Your objective
Check every line of the data below for the word "apps" and say how many have it, without further comment.

[Page and application data records]
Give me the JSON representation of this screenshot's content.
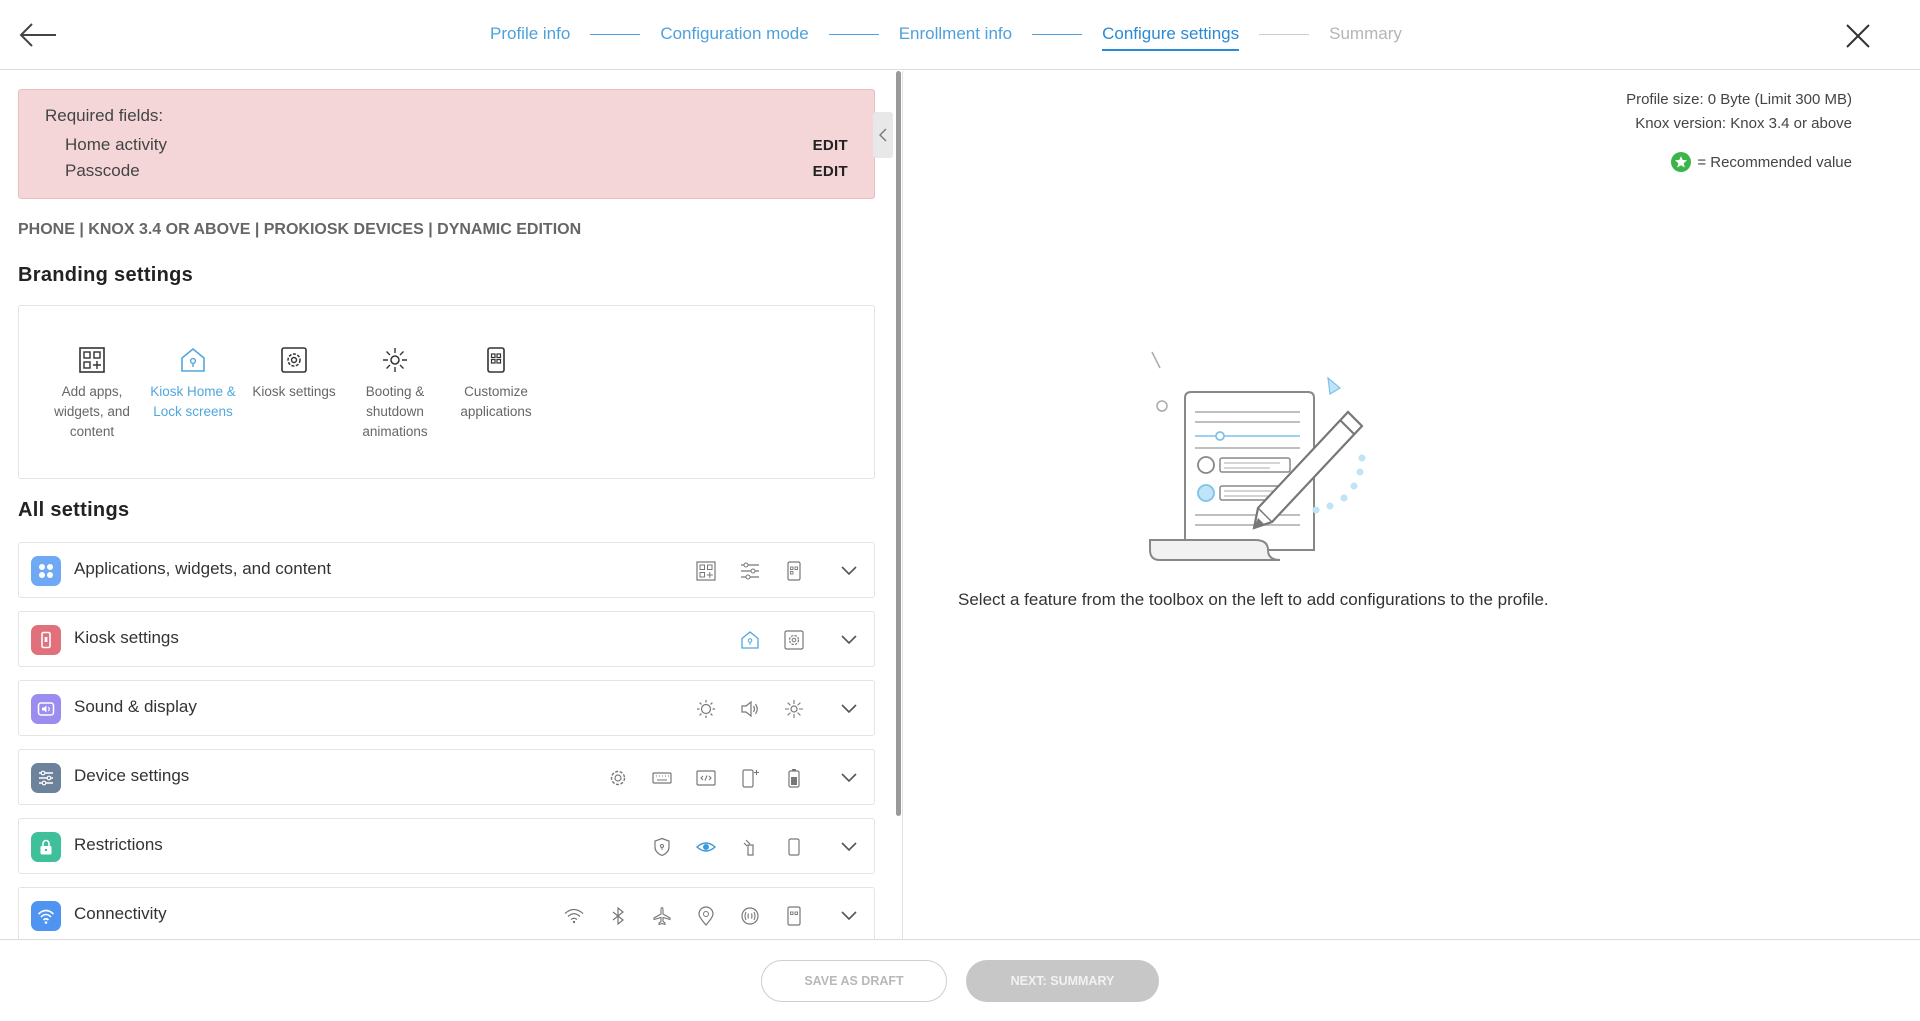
{
  "header": {
    "steps": [
      {
        "label": "Profile info",
        "state": "done"
      },
      {
        "label": "Configuration mode",
        "state": "done"
      },
      {
        "label": "Enrollment info",
        "state": "done"
      },
      {
        "label": "Configure settings",
        "state": "active"
      },
      {
        "label": "Summary",
        "state": "disabled"
      }
    ],
    "back_icon": "arrow-left-icon",
    "close_icon": "close-icon"
  },
  "required": {
    "title": "Required fields:",
    "items": [
      {
        "label": "Home activity",
        "action": "EDIT"
      },
      {
        "label": "Passcode",
        "action": "EDIT"
      }
    ]
  },
  "meta": "PHONE | KNOX 3.4 OR ABOVE | PROKIOSK DEVICES | DYNAMIC EDITION",
  "branding": {
    "title": "Branding settings",
    "items": [
      {
        "label": "Add apps, widgets, and content",
        "icon": "apps-widgets-icon"
      },
      {
        "label": "Kiosk Home & Lock screens",
        "icon": "home-lock-icon",
        "selected": true
      },
      {
        "label": "Kiosk settings",
        "icon": "kiosk-gear-icon"
      },
      {
        "label": "Booting & shutdown animations",
        "icon": "sparkle-icon"
      },
      {
        "label": "Customize applications",
        "icon": "customize-app-icon"
      }
    ]
  },
  "all_settings": {
    "title": "All settings",
    "rows": [
      {
        "label": "Applications, widgets, and content",
        "icon": "apps-icon",
        "color": "#6fa8f5"
      },
      {
        "label": "Kiosk settings",
        "icon": "kiosk-icon",
        "color": "#e0707a"
      },
      {
        "label": "Sound & display",
        "icon": "sound-icon",
        "color": "#9b8cf0"
      },
      {
        "label": "Device settings",
        "icon": "sliders-icon",
        "color": "#6d829b"
      },
      {
        "label": "Restrictions",
        "icon": "lock-icon",
        "color": "#3fbf9a"
      },
      {
        "label": "Connectivity",
        "icon": "wifi-icon",
        "color": "#4f94f0"
      }
    ]
  },
  "right": {
    "profile_size": "Profile size: 0 Byte (Limit 300 MB)",
    "knox_version": "Knox version: Knox 3.4 or above",
    "recommended": "= Recommended value",
    "empty_message": "Select a feature from the toolbox on the left to add configurations to the profile."
  },
  "footer": {
    "draft": "SAVE AS DRAFT",
    "next": "NEXT: SUMMARY"
  },
  "colors": {
    "accent": "#2a8ad4",
    "link": "#4fa0db",
    "required_bg": "#f4d6d8",
    "recommended": "#3bb54a"
  }
}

Task answer
3